The Centrale Stichting Wederopbouw (Central Foundation for Re-construction, CSW) coordinated and supervised the technicalities and finances of the Dutch East Indian government reconstruction efforts in areas once again brought under Dutch control after Indonesia had proclaimed its independence. Kebayoran Baru was the first urban plan CSW initiated. It was also the first urban plan that bears the signature of a former assistant of renowned Dutch East Indian architect Thomas Karsten, the Indonesian architect Mohamed Soesilo (1899-1993).

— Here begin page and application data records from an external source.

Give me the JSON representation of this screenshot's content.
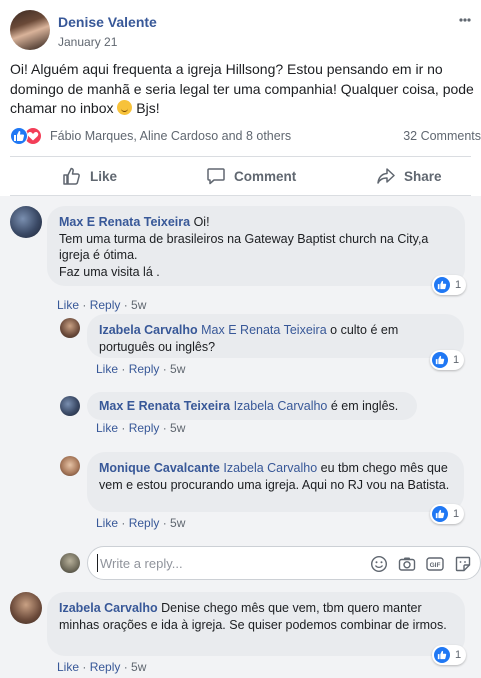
{
  "post": {
    "author": "Denise Valente",
    "date": "January 21",
    "text": "Oi! Alguém aqui frequenta a igreja Hillsong? Estou pensando em ir no domingo de manhã e seria legal ter uma companhia! Qualquer coisa, pode chamar no inbox ",
    "text_end": " Bjs!",
    "reactors": "Fábio Marques, Aline Cardoso and 8 others",
    "comment_count": "32 Comments"
  },
  "actions": {
    "like": "Like",
    "comment": "Comment",
    "share": "Share"
  },
  "comments": [
    {
      "author": "Max E Renata Teixeira",
      "text": "Oi! Tem uma turma de brasileiros na Gateway Baptist church na City,a igreja é ótima. Faz uma visita lá .",
      "line1": " Oi!",
      "line2": "Tem uma turma de brasileiros na Gateway Baptist church na City,a",
      "line3": "igreja é ótima.",
      "line4": "Faz uma visita lá .",
      "like": "Like",
      "reply": "Reply",
      "time": "5w",
      "likes": "1",
      "replies": [
        {
          "author": "Izabela Carvalho",
          "tag": "Max E Renata Teixeira",
          "text": " o culto é em português ou inglês?",
          "like": "Like",
          "reply": "Reply",
          "time": "5w",
          "likes": "1"
        },
        {
          "author": "Max E Renata Teixeira",
          "tag": "Izabela Carvalho",
          "text": " é em inglês.",
          "like": "Like",
          "reply": "Reply",
          "time": "5w"
        },
        {
          "author": "Monique Cavalcante",
          "tag": "Izabela Carvalho",
          "text": " eu tbm chego mês que vem e estou procurando uma igreja. Aqui no RJ vou na Batista.",
          "like": "Like",
          "reply": "Reply",
          "time": "5w",
          "likes": "1"
        }
      ]
    },
    {
      "author": "Izabela Carvalho",
      "text": " Denise chego mês que vem, tbm quero manter minhas orações e ida à igreja. Se quiser podemos combinar de irmos.",
      "like": "Like",
      "reply": "Reply",
      "time": "5w",
      "likes": "1"
    }
  ],
  "reply_box": {
    "placeholder": "Write a reply..."
  },
  "icons": [
    "like-thumb-icon",
    "love-heart-icon",
    "comment-bubble-icon",
    "share-arrow-icon",
    "emoji-icon",
    "camera-icon",
    "gif-icon",
    "sticker-icon",
    "more-icon"
  ],
  "colors": {
    "link": "#385898",
    "like_blue": "#2078f4",
    "love_red": "#f33e58",
    "bubble_bg": "#e9ebee",
    "comments_bg": "#f2f3f5"
  }
}
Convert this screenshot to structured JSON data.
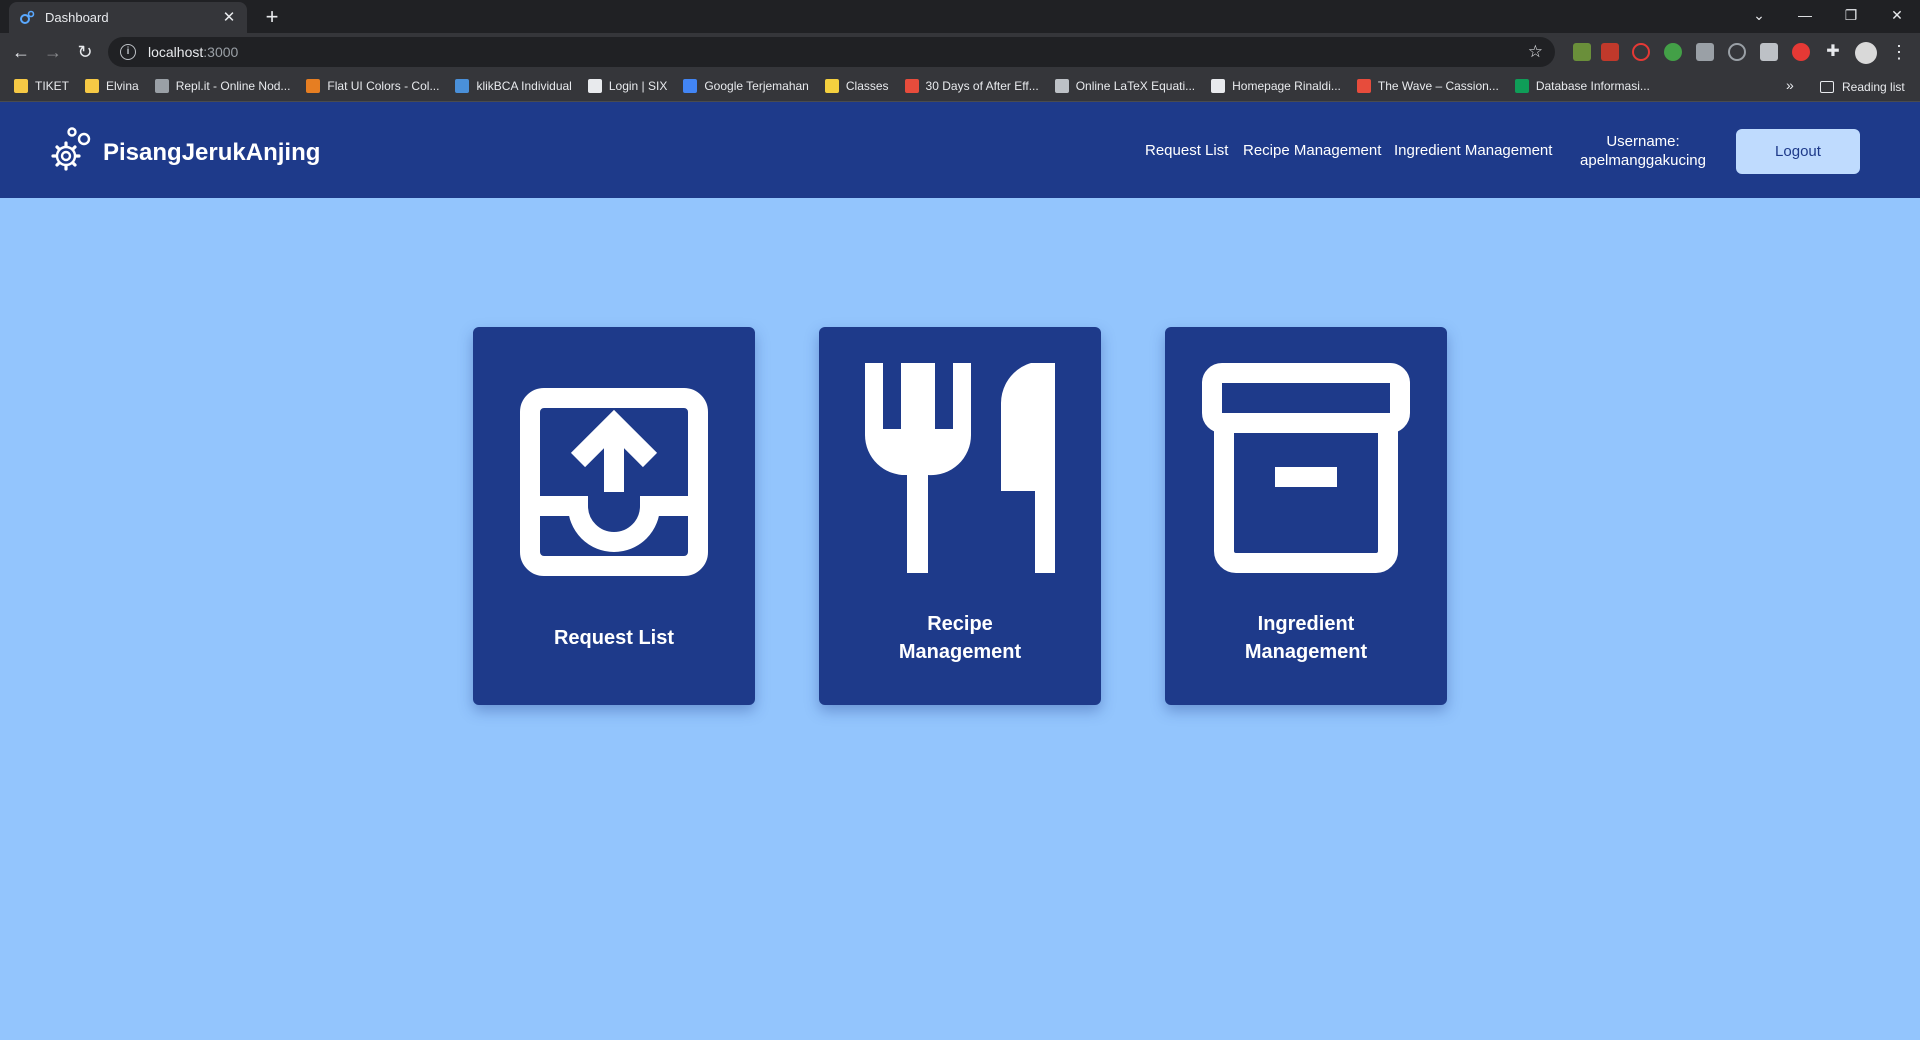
{
  "browser": {
    "tab_title": "Dashboard",
    "url_host": "localhost",
    "url_port": ":3000",
    "bookmarks": [
      {
        "label": "TIKET",
        "color": "#f6c945"
      },
      {
        "label": "Elvina",
        "color": "#f6c945"
      },
      {
        "label": "Repl.it - Online Nod...",
        "color": "#9aa0a6"
      },
      {
        "label": "Flat UI Colors - Col...",
        "color": "#e67e22"
      },
      {
        "label": "klikBCA Individual",
        "color": "#4a90d9"
      },
      {
        "label": "Login | SIX",
        "color": "#e8eaed"
      },
      {
        "label": "Google Terjemahan",
        "color": "#4285f4"
      },
      {
        "label": "Classes",
        "color": "#f4d03f"
      },
      {
        "label": "30 Days of After Eff...",
        "color": "#e74c3c"
      },
      {
        "label": "Online LaTeX Equati...",
        "color": "#bdc1c6"
      },
      {
        "label": "Homepage Rinaldi...",
        "color": "#e8eaed"
      },
      {
        "label": "The Wave – Cassion...",
        "color": "#e74c3c"
      },
      {
        "label": "Database Informasi...",
        "color": "#0f9d58"
      }
    ],
    "reading_list": "Reading list"
  },
  "header": {
    "brand": "PisangJerukAnjing",
    "nav": {
      "request_list": "Request List",
      "recipe_management": "Recipe Management",
      "ingredient_management": "Ingredient Management"
    },
    "username_label": "Username:",
    "username": "apelmanggakucing",
    "logout": "Logout"
  },
  "cards": {
    "request_list": {
      "line1": "Request List",
      "icon": "inbox-upload-icon"
    },
    "recipe": {
      "line1": "Recipe",
      "line2": "Management",
      "icon": "fork-knife-icon"
    },
    "ingredient": {
      "line1": "Ingredient",
      "line2": "Management",
      "icon": "archive-box-icon"
    }
  },
  "colors": {
    "primary": "#1e3a8a",
    "background": "#93c5fd",
    "button": "#bfdbfe"
  }
}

Kebayoran Baru was developed to alleviate the dire shortage of housing in post-war Batavia/Jakarta. Conceived as a so-called ‘new town’, it was an entirely new settlement situated at such a distance from an existing town that it was hoped it would dissuade daily commutes between the old and new settlements. The surroundings of Depok were initially chosen as the site for Indonesia’s first post-war new town. However, due to the ongoing hostilities between colonial and republican armies at the time, it soon became apparent that the Dutch government couldn’t guarantee the safety of people near Depok, so Soesilo and his colleagues at the Central Planning Bureau reconsidered and opted for Kebayoran, a settlement much closer to Batavia/Jakarta than Depok.
Despite Kebayoran’s proximity to Batavia/Jakarta, its advantages over Depok were clear. It was connected to Batavia/Jakarta by railway, its population density was low, its terrain was extremely suitable for building, and two nearby rivers facilitated water drainage. These pragmatic considerations, in conjunction the terrain’s elevated, and somewhat eery outline, offered great opportunities for panoramic and idyllic views convinced the Central Planning Bureau Kebayoran was an excellent location to build their new town.